State v. Stack Williams, unpublished opinion, App. Div. Docket No. A-3648-07T4 (December 17, 2010) – Convictions reversed.

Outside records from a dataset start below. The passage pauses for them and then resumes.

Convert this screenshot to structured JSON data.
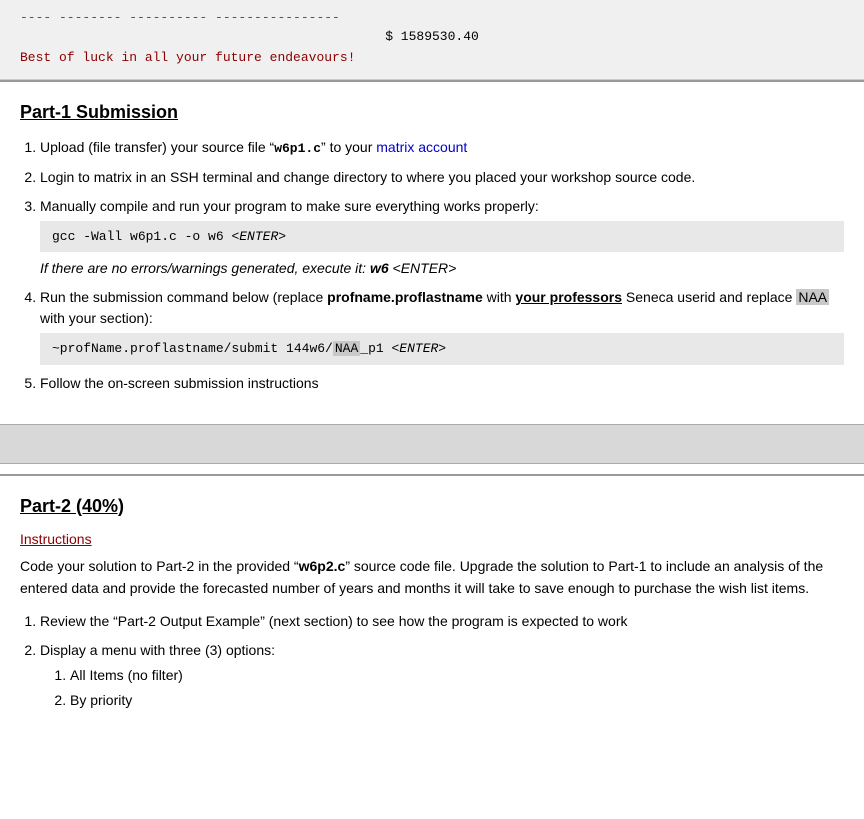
{
  "top_block": {
    "dashes": "---- -------- ---------- ----------------",
    "amount": "$ 1589530.40",
    "farewell": "Best of luck in all your future endeavours!"
  },
  "part1": {
    "title": "Part-1 Submission",
    "steps": [
      {
        "text_before": "Upload (file transfer) your source file “",
        "code": "w6p1.c",
        "text_after": "” to your matrix account"
      },
      {
        "text": "Login to matrix in an SSH terminal and change directory to where you placed your workshop source code."
      },
      {
        "text_before": "Manually compile and run your program to make sure everything works properly:",
        "code_block": "gcc -Wall w6p1.c -o w6 <ENTER>",
        "italic": "If there are no errors/warnings generated, execute it: w6  <ENTER>"
      },
      {
        "text_before": "Run the submission command below (replace ",
        "bold_text": "profname.proflastname",
        "text_middle": " with ",
        "underline_bold": "your professors",
        "text_after_ub": " Seneca userid and replace ",
        "highlight_text": "NAA",
        "text_after_highlight": " with your section):",
        "code_block": "~profName.proflastname/submit 144w6/NAA_p1 <ENTER>"
      },
      {
        "text": "Follow the on-screen submission instructions"
      }
    ]
  },
  "part2": {
    "title": "Part-2 (40%)",
    "instructions_label": "Instructions",
    "intro_text": "Code your solution to Part-2 in the provided “w6p2.c” source code file. Upgrade the solution to Part-1 to include an analysis of the entered data and provide the forecasted number of years and months it will take to save enough to purchase the wish list items.",
    "steps": [
      {
        "text": "Review the “Part-2 Output Example” (next section) to see how the program is expected to work"
      },
      {
        "text": "Display a menu with three (3) options:",
        "sub_items": [
          "All Items (no filter)",
          "By priority"
        ]
      }
    ]
  }
}
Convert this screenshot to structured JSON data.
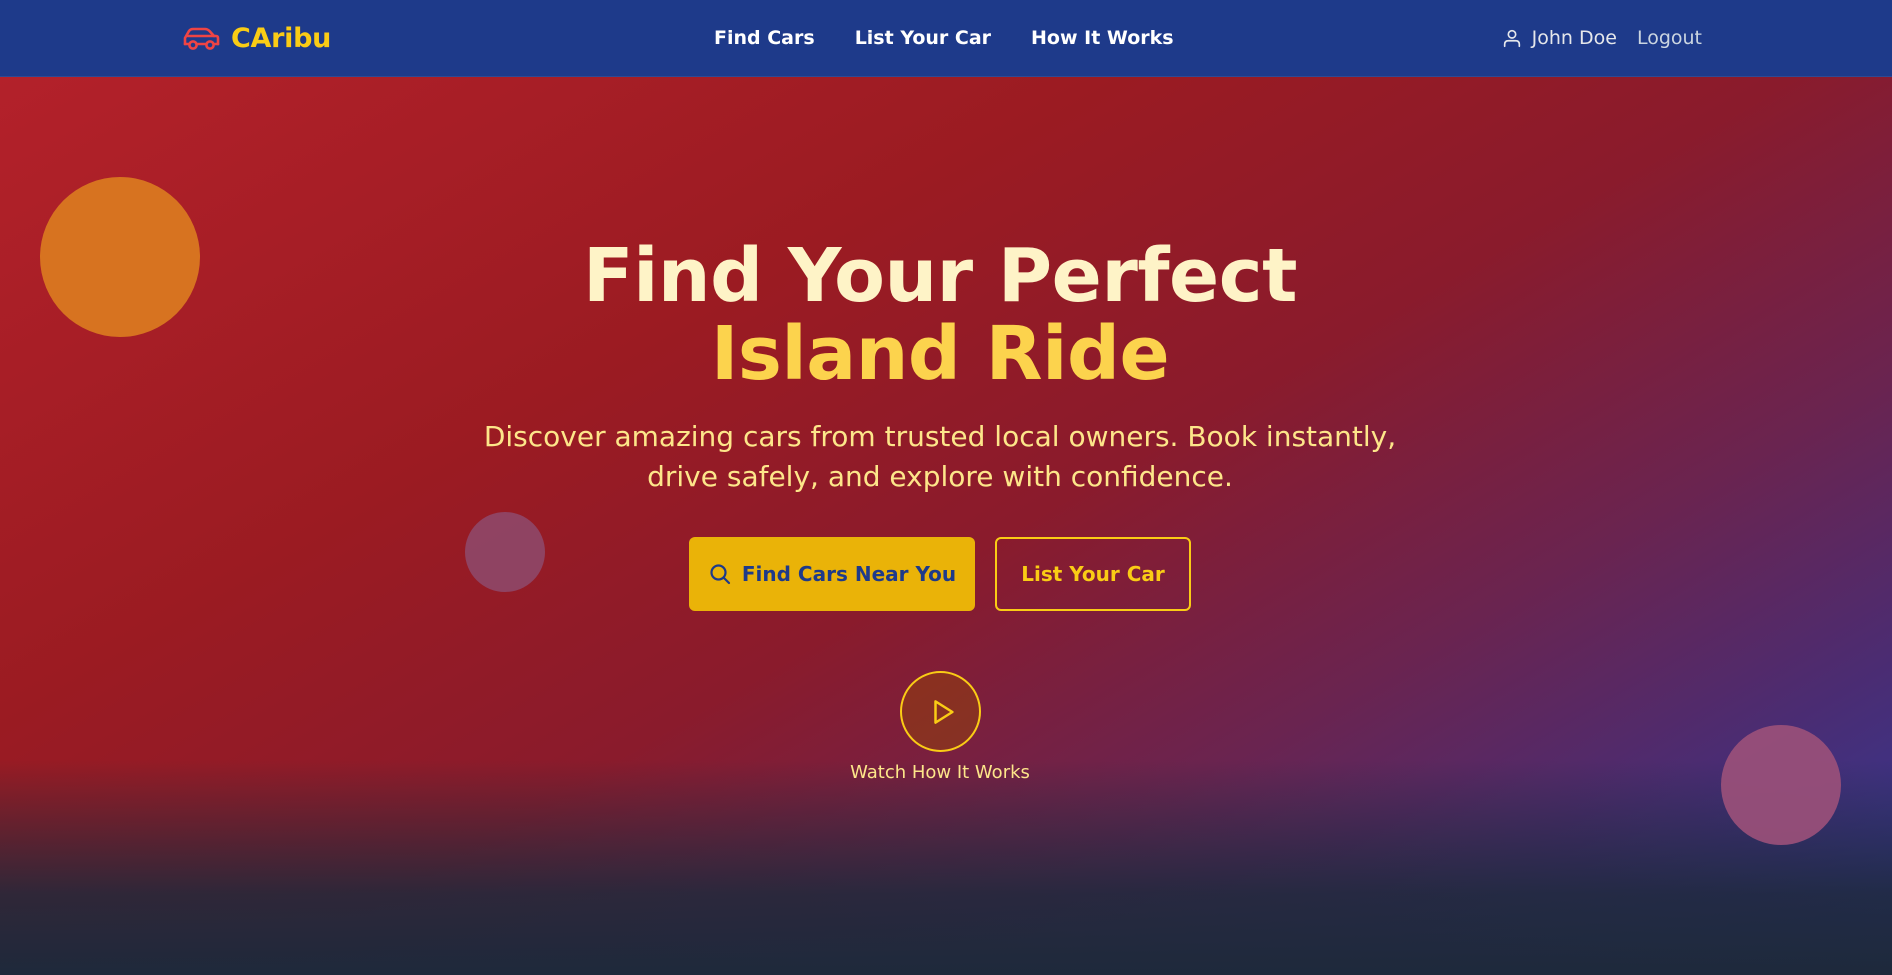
{
  "nav": {
    "brand": "CAribu",
    "links": [
      "Find Cars",
      "List Your Car",
      "How It Works"
    ],
    "user_name": "John Doe",
    "logout": "Logout"
  },
  "hero": {
    "title_line1": "Find Your Perfect",
    "title_line2": "Island Ride",
    "subtitle": "Discover amazing cars from trusted local owners. Book instantly, drive safely, and explore with confidence.",
    "primary_cta": "Find Cars Near You",
    "secondary_cta": "List Your Car",
    "watch_label": "Watch How It Works"
  },
  "icons": {
    "logo": "car-icon",
    "user": "user-icon",
    "search": "search-icon",
    "play": "play-icon"
  },
  "colors": {
    "navbar": "#1e3a8a",
    "accent_yellow": "#facc15",
    "button_yellow": "#eab308",
    "logo_red": "#ef4444",
    "hero_red": "#b3212a",
    "hero_blue": "#2d3a9a"
  }
}
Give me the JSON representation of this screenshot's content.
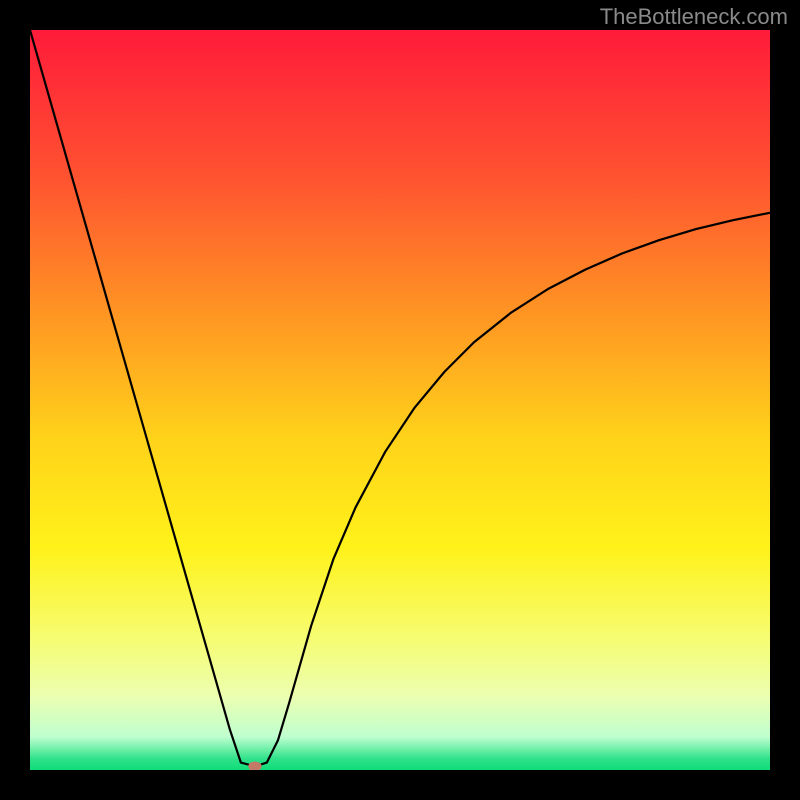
{
  "watermark": "TheBottleneck.com",
  "chart_data": {
    "type": "line",
    "title": "",
    "xlabel": "",
    "ylabel": "",
    "xlim": [
      0,
      100
    ],
    "ylim": [
      0,
      100
    ],
    "grid": false,
    "background_gradient": {
      "stops": [
        {
          "pos": 0.0,
          "color": "#ff1b3a"
        },
        {
          "pos": 0.2,
          "color": "#ff5330"
        },
        {
          "pos": 0.4,
          "color": "#ff9b22"
        },
        {
          "pos": 0.55,
          "color": "#ffd21a"
        },
        {
          "pos": 0.7,
          "color": "#fff21a"
        },
        {
          "pos": 0.82,
          "color": "#f6fc70"
        },
        {
          "pos": 0.9,
          "color": "#ecffb0"
        },
        {
          "pos": 0.955,
          "color": "#bfffcf"
        },
        {
          "pos": 0.985,
          "color": "#2fe28a"
        },
        {
          "pos": 1.0,
          "color": "#0edc78"
        }
      ]
    },
    "series": [
      {
        "name": "bottleneck-curve",
        "color": "#000000",
        "x": [
          0.0,
          3.0,
          6.0,
          9.0,
          12.0,
          15.0,
          18.0,
          21.0,
          24.0,
          27.0,
          28.5,
          30.4,
          32.0,
          33.5,
          35.0,
          38.0,
          41.0,
          44.0,
          48.0,
          52.0,
          56.0,
          60.0,
          65.0,
          70.0,
          75.0,
          80.0,
          85.0,
          90.0,
          95.0,
          100.0
        ],
        "y": [
          100.0,
          89.5,
          79.0,
          68.5,
          58.0,
          47.5,
          37.0,
          26.5,
          16.0,
          5.5,
          1.0,
          0.5,
          1.0,
          4.0,
          9.0,
          19.5,
          28.5,
          35.5,
          43.0,
          49.0,
          53.8,
          57.8,
          61.8,
          65.0,
          67.6,
          69.8,
          71.6,
          73.1,
          74.3,
          75.3
        ]
      }
    ],
    "marker": {
      "name": "min-point-marker",
      "x": 30.4,
      "y": 0.5,
      "rx": 0.9,
      "ry": 0.65,
      "color": "#c47a66"
    }
  }
}
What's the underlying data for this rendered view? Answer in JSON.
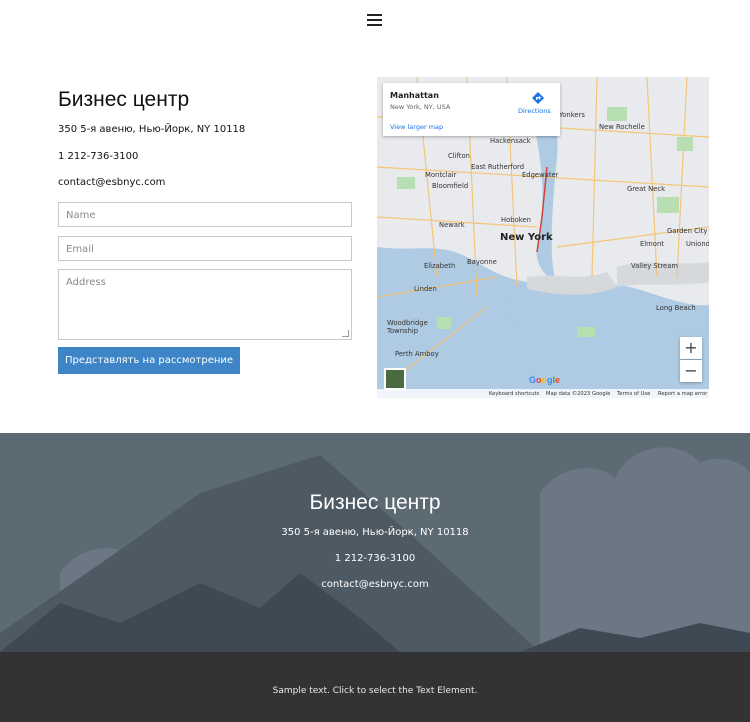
{
  "header": {
    "menu_icon": "hamburger-menu-icon"
  },
  "contact": {
    "title": "Бизнес центр",
    "address": "350 5-я авеню, Нью-Йорк, NY 10118",
    "phone": "1 212-736-3100",
    "email": "contact@esbnyc.com"
  },
  "form": {
    "name_placeholder": "Name",
    "email_placeholder": "Email",
    "address_placeholder": "Address",
    "submit_label": "Представлять на рассмотрение"
  },
  "map": {
    "place": "Manhattan",
    "place_address": "New York, NY, USA",
    "directions_label": "Directions",
    "larger_map_label": "View larger map",
    "zoom_in": "+",
    "zoom_out": "−",
    "google_logo": "Google",
    "attribution": {
      "shortcuts": "Keyboard shortcuts",
      "data": "Map data ©2023 Google",
      "terms": "Terms of Use",
      "report": "Report a map error"
    },
    "labels": {
      "yonkers": "Yonkers",
      "new_rochelle": "New Rochelle",
      "hackensack": "Hackensack",
      "clifton": "Clifton",
      "east_rutherford": "East Rutherford",
      "montclair": "Montclair",
      "bloomfield": "Bloomfield",
      "edgewater": "Edgewater",
      "great_neck": "Great Neck",
      "newark": "Newark",
      "hoboken": "Hoboken",
      "new_york": "New York",
      "garden_city": "Garden City",
      "elmont": "Elmont",
      "uniondale": "Uniondale",
      "elizabeth": "Elizabeth",
      "bayonne": "Bayonne",
      "valley_stream": "Valley Stream",
      "linden": "Linden",
      "long_beach": "Long Beach",
      "woodbridge": "Woodbridge Township",
      "perth_amboy": "Perth Amboy"
    }
  },
  "footer": {
    "title": "Бизнес центр",
    "address": "350 5-я авеню, Нью-Йорк, NY 10118",
    "phone": "1 212-736-3100",
    "email": "contact@esbnyc.com"
  },
  "bottom": {
    "text": "Sample text. Click to select the Text Element."
  },
  "colors": {
    "accent": "#3d85c6",
    "footer_bg": "#333333",
    "hero_bg": "#5c6a74"
  }
}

“At the conclusion of a jury trial involving charges contained in different indictments, defendant was convicted of two separate groups of offenses that were committed months apart and in different locations — a December 2005 robbery in Newark and a February 2006 carjacking in East Orange. In appealing his convictions, defendant argues primarily that the judge erred by joining the separate indictments and having one trial…. The robbery and carjacking are not ‘of the same or similar character or are based on the same act or transaction,’ and they are not part of a continuing scheme or plan. In the robbery, defendant wore a mask, went into an office building, and stole a purse from one victim. Two months later, in a different location, defendant did not wear a mask and drove away in the victim’s car. While a handgun was used in both crimes, there was nothing else connecting the two. The fact that A.R.’s belongings were found in defendant’s apartment does not mean that the robbery and carjacking were similar, based on the same act, or part of a continuing scheme and did not establish any of the elements to the crimes charged in the carjacking case. There is no common thread that binds the two incidents together. Furthermore, a real ‘possibility of prejudice’ to defendant accrued when both cases were tried together…. Despite her initial inability to identify defendant, A.R. identified him. Even though A.R.’s identification of defendant was arguably questionable, the jury may have concluded defendant robbed A.R. because they heard detailed evidence of other crimes from the second incident. If the cases were tried separately, and the jury rejected A.R.’s identification of defendant, then he would be acquitted of robbery but convicted potentially of the lesser included offense of receiving stolen property. Defendant was therefore prejudiced.”